■ What the task requires ■
Please reproduce the data in its entirety, word for word.

START Excerpted data

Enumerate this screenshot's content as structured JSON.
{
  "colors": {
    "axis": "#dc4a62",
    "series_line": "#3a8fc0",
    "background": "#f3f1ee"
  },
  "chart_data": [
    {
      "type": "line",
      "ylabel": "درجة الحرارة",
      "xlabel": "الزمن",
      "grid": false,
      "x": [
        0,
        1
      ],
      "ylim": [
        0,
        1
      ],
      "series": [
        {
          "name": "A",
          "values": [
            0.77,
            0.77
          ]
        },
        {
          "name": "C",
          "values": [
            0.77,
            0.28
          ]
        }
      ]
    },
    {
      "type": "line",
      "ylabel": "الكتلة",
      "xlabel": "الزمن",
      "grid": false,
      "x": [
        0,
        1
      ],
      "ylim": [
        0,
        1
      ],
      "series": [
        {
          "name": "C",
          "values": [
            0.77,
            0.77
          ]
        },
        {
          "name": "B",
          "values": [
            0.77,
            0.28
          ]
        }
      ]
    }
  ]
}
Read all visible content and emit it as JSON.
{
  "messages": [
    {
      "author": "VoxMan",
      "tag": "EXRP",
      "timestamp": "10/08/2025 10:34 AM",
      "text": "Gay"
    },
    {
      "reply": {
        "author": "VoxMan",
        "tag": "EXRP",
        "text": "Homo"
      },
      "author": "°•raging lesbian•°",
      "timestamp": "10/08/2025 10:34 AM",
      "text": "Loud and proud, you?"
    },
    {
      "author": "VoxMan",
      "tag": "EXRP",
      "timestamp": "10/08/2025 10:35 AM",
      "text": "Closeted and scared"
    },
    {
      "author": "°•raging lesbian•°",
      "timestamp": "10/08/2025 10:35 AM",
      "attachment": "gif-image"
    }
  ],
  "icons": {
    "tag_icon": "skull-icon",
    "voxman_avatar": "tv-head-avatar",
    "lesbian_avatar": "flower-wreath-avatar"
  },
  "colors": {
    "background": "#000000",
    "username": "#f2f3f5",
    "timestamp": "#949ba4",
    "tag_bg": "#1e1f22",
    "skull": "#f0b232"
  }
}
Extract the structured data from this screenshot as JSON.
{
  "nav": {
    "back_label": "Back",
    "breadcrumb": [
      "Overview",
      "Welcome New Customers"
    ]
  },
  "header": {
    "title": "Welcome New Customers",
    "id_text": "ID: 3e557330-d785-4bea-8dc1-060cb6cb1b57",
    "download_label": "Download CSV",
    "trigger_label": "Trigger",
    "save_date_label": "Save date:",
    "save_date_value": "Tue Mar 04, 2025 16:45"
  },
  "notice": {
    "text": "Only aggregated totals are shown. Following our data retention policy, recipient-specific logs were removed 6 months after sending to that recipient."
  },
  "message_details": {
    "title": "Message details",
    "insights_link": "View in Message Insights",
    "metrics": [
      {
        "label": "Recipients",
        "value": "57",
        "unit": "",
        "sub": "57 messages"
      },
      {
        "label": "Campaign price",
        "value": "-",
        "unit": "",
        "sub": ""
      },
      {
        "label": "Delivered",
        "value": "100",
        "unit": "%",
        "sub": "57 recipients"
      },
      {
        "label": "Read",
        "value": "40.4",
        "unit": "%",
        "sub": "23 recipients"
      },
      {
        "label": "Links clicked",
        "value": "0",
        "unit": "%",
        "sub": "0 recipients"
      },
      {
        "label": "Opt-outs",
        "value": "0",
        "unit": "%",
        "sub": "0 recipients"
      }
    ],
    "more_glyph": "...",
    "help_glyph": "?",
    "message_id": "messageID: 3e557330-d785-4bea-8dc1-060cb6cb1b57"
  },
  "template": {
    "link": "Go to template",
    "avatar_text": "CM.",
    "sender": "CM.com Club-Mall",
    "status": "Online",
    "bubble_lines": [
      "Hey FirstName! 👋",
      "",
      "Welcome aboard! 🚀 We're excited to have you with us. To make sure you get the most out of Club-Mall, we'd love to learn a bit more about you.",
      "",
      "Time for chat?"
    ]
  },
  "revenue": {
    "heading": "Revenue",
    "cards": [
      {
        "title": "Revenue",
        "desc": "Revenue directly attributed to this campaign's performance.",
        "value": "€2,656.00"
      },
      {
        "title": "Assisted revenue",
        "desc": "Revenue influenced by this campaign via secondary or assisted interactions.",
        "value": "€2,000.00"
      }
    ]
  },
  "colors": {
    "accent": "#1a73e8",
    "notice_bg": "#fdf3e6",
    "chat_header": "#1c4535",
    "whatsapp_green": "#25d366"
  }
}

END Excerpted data

■ Worked solution ■
Enumerate this screenshot's content as structured JSON.
{
  "colors": {
    "axis": "#dc4a62",
    "series_line": "#3a8fc0",
    "background": "#f3f1ee"
  },
  "chart_data": [
    {
      "type": "line",
      "ylabel": "درجة الحرارة",
      "xlabel": "الزمن",
      "grid": false,
      "x": [
        0,
        1
      ],
      "ylim": [
        0,
        1
      ],
      "series": [
        {
          "name": "A",
          "values": [
            0.77,
            0.77
          ]
        },
        {
          "name": "C",
          "values": [
            0.77,
            0.28
          ]
        }
      ]
    },
    {
      "type": "line",
      "ylabel": "الكتلة",
      "xlabel": "الزمن",
      "grid": false,
      "x": [
        0,
        1
      ],
      "ylim": [
        0,
        1
      ],
      "series": [
        {
          "name": "C",
          "values": [
            0.77,
            0.77
          ]
        },
        {
          "name": "B",
          "values": [
            0.77,
            0.28
          ]
        }
      ]
    }
  ]
}
Read all visible content and emit it as JSON.
{
  "messages": [
    {
      "author": "VoxMan",
      "tag": "EXRP",
      "timestamp": "10/08/2025 10:34 AM",
      "text": "Gay"
    },
    {
      "reply": {
        "author": "VoxMan",
        "tag": "EXRP",
        "text": "Homo"
      },
      "author": "°•raging lesbian•°",
      "timestamp": "10/08/2025 10:34 AM",
      "text": "Loud and proud, you?"
    },
    {
      "author": "VoxMan",
      "tag": "EXRP",
      "timestamp": "10/08/2025 10:35 AM",
      "text": "Closeted and scared"
    },
    {
      "author": "°•raging lesbian•°",
      "timestamp": "10/08/2025 10:35 AM",
      "attachment": "gif-image"
    }
  ],
  "icons": {
    "tag_icon": "skull-icon",
    "voxman_avatar": "tv-head-avatar",
    "lesbian_avatar": "flower-wreath-avatar"
  },
  "colors": {
    "background": "#000000",
    "username": "#f2f3f5",
    "timestamp": "#949ba4",
    "tag_bg": "#1e1f22",
    "skull": "#f0b232"
  }
}
Extract the structured data from this screenshot as JSON.
{
  "nav": {
    "back_label": "Back",
    "breadcrumb": [
      "Overview",
      "Welcome New Customers"
    ]
  },
  "header": {
    "title": "Welcome New Customers",
    "id_text": "ID: 3e557330-d785-4bea-8dc1-060cb6cb1b57",
    "download_label": "Download CSV",
    "trigger_label": "Trigger",
    "save_date_label": "Save date:",
    "save_date_value": "Tue Mar 04, 2025 16:45"
  },
  "notice": {
    "text": "Only aggregated totals are shown. Following our data retention policy, recipient-specific logs were removed 6 months after sending to that recipient."
  },
  "message_details": {
    "title": "Message details",
    "insights_link": "View in Message Insights",
    "metrics": [
      {
        "label": "Recipients",
        "value": "57",
        "unit": "",
        "sub": "57 messages"
      },
      {
        "label": "Campaign price",
        "value": "-",
        "unit": "",
        "sub": ""
      },
      {
        "label": "Delivered",
        "value": "100",
        "unit": "%",
        "sub": "57 recipients"
      },
      {
        "label": "Read",
        "value": "40.4",
        "unit": "%",
        "sub": "23 recipients"
      },
      {
        "label": "Links clicked",
        "value": "0",
        "unit": "%",
        "sub": "0 recipients"
      },
      {
        "label": "Opt-outs",
        "value": "0",
        "unit": "%",
        "sub": "0 recipients"
      }
    ],
    "more_glyph": "...",
    "help_glyph": "?",
    "message_id": "messageID: 3e557330-d785-4bea-8dc1-060cb6cb1b57"
  },
  "template": {
    "link": "Go to template",
    "avatar_text": "CM.",
    "sender": "CM.com Club-Mall",
    "status": "Online",
    "bubble_lines": [
      "Hey FirstName! 👋",
      "",
      "Welcome aboard! 🚀 We're excited to have you with us. To make sure you get the most out of Club-Mall, we'd love to learn a bit more about you.",
      "",
      "Time for chat?"
    ]
  },
  "revenue": {
    "heading": "Revenue",
    "cards": [
      {
        "title": "Revenue",
        "desc": "Revenue directly attributed to this campaign's performance.",
        "value": "€2,656.00"
      },
      {
        "title": "Assisted revenue",
        "desc": "Revenue influenced by this campaign via secondary or assisted interactions.",
        "value": "€2,000.00"
      }
    ]
  },
  "colors": {
    "accent": "#1a73e8",
    "notice_bg": "#fdf3e6",
    "chat_header": "#1c4535",
    "whatsapp_green": "#25d366"
  }
}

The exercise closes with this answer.